Report the number of lines below in which the word "description" occurs. Nothing else is needed.

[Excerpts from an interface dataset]
○ ○ ○

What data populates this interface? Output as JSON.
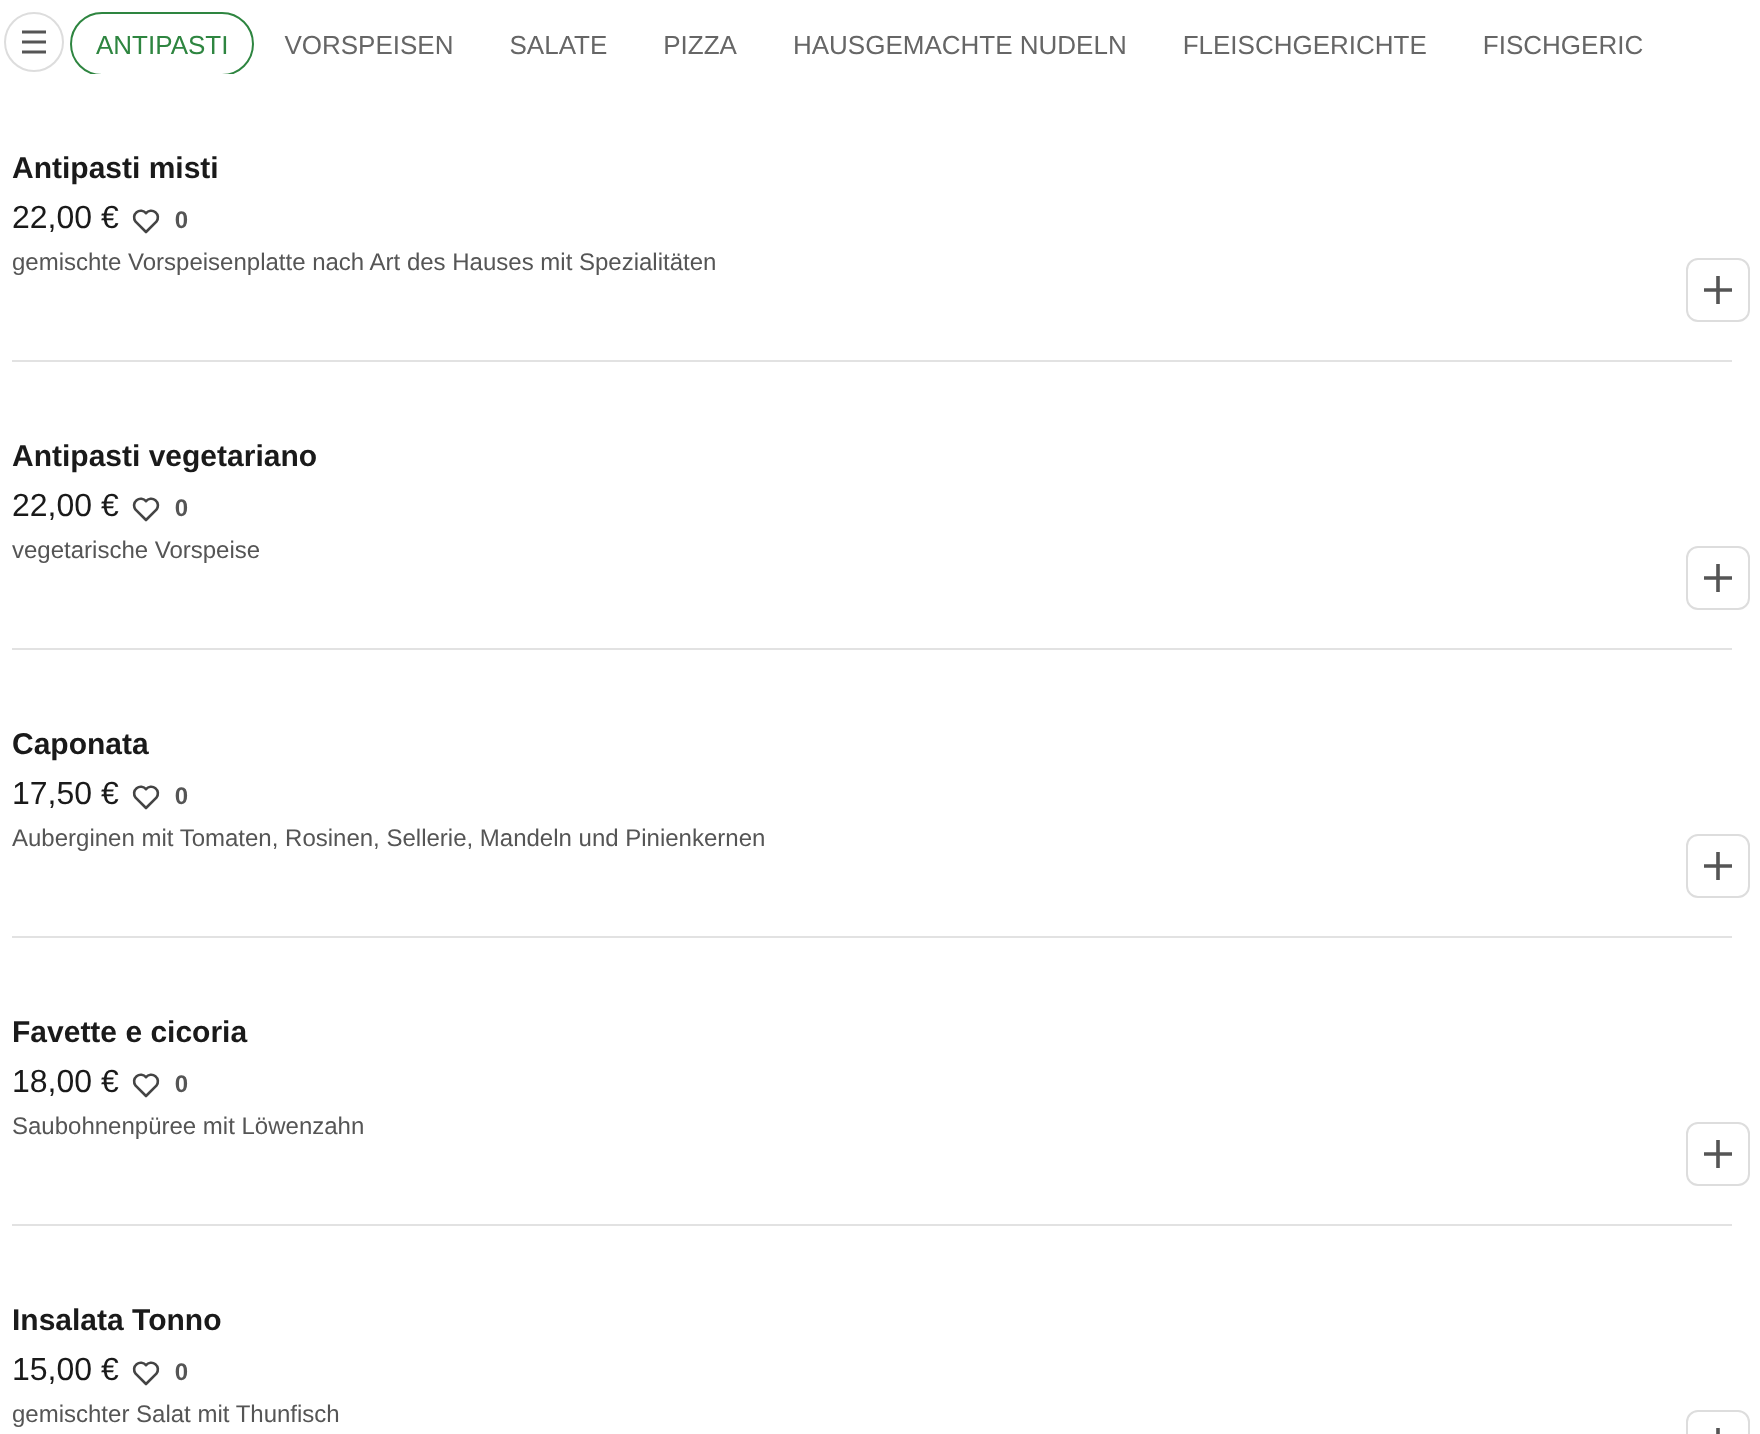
{
  "tabs": [
    {
      "label": "ANTIPASTI",
      "selected": true
    },
    {
      "label": "VORSPEISEN",
      "selected": false
    },
    {
      "label": "SALATE",
      "selected": false
    },
    {
      "label": "PIZZA",
      "selected": false
    },
    {
      "label": "HAUSGEMACHTE NUDELN",
      "selected": false
    },
    {
      "label": "FLEISCHGERICHTE",
      "selected": false
    },
    {
      "label": "FISCHGERIC",
      "selected": false
    }
  ],
  "items": [
    {
      "name": "Antipasti misti",
      "price": "22,00 €",
      "likes": "0",
      "description": "gemischte Vorspeisenplatte nach Art des Hauses mit Spezialitäten"
    },
    {
      "name": "Antipasti vegetariano",
      "price": "22,00 €",
      "likes": "0",
      "description": "vegetarische Vorspeise"
    },
    {
      "name": "Caponata",
      "price": "17,50 €",
      "likes": "0",
      "description": "Auberginen mit Tomaten, Rosinen, Sellerie, Mandeln und Pinienkernen"
    },
    {
      "name": "Favette e cicoria",
      "price": "18,00 €",
      "likes": "0",
      "description": "Saubohnenpüree mit Löwenzahn"
    },
    {
      "name": "Insalata Tonno",
      "price": "15,00 €",
      "likes": "0",
      "description": "gemischter Salat mit Thunfisch"
    }
  ]
}
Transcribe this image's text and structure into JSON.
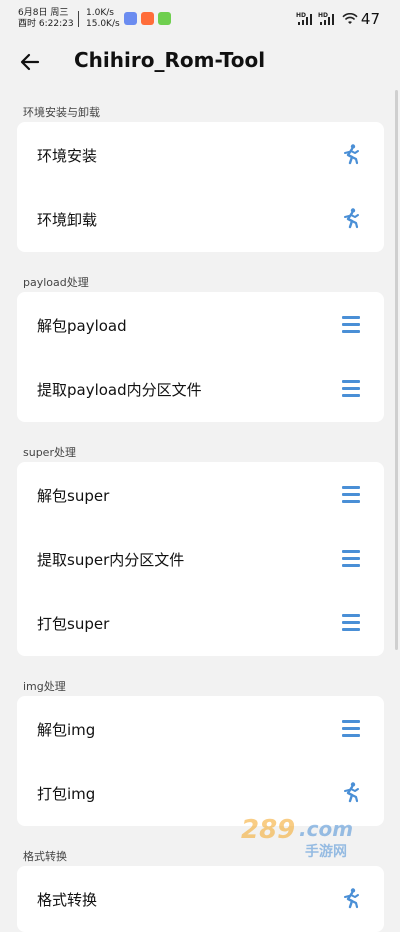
{
  "status_bar": {
    "date": "6月8日 周三",
    "time": "酉时 6:22:23",
    "up_speed": "1.0K/s",
    "down_speed": "15.0K/s",
    "battery": "47"
  },
  "app_bar": {
    "back_icon": "arrow-left-icon",
    "title": "Chihiro_Rom-Tool"
  },
  "sections": [
    {
      "title": "环境安装与卸载",
      "items": [
        {
          "label": "环境安装",
          "icon": "running-person-icon"
        },
        {
          "label": "环境卸载",
          "icon": "running-person-icon"
        }
      ]
    },
    {
      "title": "payload处理",
      "items": [
        {
          "label": "解包payload",
          "icon": "menu-icon"
        },
        {
          "label": "提取payload内分区文件",
          "icon": "menu-icon"
        }
      ]
    },
    {
      "title": "super处理",
      "items": [
        {
          "label": "解包super",
          "icon": "menu-icon"
        },
        {
          "label": "提取super内分区文件",
          "icon": "menu-icon"
        },
        {
          "label": "打包super",
          "icon": "menu-icon"
        }
      ]
    },
    {
      "title": "img处理",
      "items": [
        {
          "label": "解包img",
          "icon": "menu-icon"
        },
        {
          "label": "打包img",
          "icon": "running-person-icon"
        }
      ]
    },
    {
      "title": "格式转换",
      "items": [
        {
          "label": "格式转换",
          "icon": "running-person-icon"
        }
      ]
    }
  ],
  "watermark": {
    "site": "289.com",
    "tagline": "手游网"
  },
  "colors": {
    "accent": "#4a8fd6",
    "background": "#f2f2f2",
    "card": "#ffffff"
  }
}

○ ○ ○

# Response for this exercise
5